The book, IBM Lotus Sametime 8 Essentials: A User's Guide is written for users, just as the title suggests. While some edges of administraiton are hit for purely reference points, they do a great job of telling users to call their Sametime administrators for questions and items beyond the scope of the book. The book is hefty for a user at 284 pages. But if you want "soup to nuts" information on the Sametime client in your users hands, this is it. Even as an administrator you learn quite a few tips and tricks on the UI side you did not know existed.
The screenshots and attention to detail makes it almost a show and tell type scenario for implementing anything the authors discuss and suggest. Sametime is a large product between chat, communities, external contacts, Advanced, meetings and even integration with the Notes client. Tom and Marie conquer it all breaking each part into it's own chapter. They build upon previous chapters well and slowly move the user experience into productivity and not just bells and whistles.

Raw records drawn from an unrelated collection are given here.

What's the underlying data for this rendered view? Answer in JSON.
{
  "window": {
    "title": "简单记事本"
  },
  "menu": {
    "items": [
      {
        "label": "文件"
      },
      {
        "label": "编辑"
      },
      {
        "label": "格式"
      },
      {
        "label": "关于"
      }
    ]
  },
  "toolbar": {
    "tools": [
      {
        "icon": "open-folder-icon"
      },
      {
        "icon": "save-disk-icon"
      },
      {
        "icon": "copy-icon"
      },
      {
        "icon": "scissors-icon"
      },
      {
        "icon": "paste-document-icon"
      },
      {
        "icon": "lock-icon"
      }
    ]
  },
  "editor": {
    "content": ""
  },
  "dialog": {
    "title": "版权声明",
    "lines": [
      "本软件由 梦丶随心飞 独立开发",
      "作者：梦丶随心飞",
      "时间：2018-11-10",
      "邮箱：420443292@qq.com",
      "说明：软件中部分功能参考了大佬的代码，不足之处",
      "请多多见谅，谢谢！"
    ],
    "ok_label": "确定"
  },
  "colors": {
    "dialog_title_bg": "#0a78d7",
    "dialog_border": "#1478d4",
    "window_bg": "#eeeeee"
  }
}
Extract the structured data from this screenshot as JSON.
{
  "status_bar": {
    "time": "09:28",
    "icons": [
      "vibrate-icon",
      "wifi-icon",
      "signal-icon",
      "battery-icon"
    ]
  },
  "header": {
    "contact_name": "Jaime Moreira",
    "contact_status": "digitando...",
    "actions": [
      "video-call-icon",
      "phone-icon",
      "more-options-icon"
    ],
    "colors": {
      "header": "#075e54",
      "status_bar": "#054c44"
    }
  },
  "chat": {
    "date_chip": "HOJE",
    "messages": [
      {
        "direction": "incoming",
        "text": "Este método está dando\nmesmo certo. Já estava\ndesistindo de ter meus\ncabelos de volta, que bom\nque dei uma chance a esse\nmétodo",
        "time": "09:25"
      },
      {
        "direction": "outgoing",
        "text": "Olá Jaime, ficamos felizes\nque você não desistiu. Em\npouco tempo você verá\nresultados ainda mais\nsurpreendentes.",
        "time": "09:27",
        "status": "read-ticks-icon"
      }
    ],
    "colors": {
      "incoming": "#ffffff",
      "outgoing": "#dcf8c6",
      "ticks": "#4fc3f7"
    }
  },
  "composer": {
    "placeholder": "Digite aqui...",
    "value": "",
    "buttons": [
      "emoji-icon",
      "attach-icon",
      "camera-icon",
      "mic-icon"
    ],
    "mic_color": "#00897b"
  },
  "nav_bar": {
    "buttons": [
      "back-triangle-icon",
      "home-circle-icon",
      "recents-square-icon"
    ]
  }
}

Explaining what a community is, who authentication and login works and variations in usernames is beneficial to an end user that will read this. Something most end users books do not take into account. I also appreciate how they taught buddy list name lookup and management to get users chatting right away once they are connected.
I honestly wished they had included two things. One, I hoped that they would have chosen the native Sametime Connect for Blackberry instead of Enterprise Messenger, but that is a personal preference. Two, that they had touched on the plain text integrated chat that shows in the basic client as numerous enterprises still use this as their chat client due to licensing or running Notes (even 8.x and higher) in Basic mode.
This is the only book on this topic and no other will come close. They have set the bar high for any end user guide in the Lotus software community. When they wake up, I hope they prepare for another round of writing.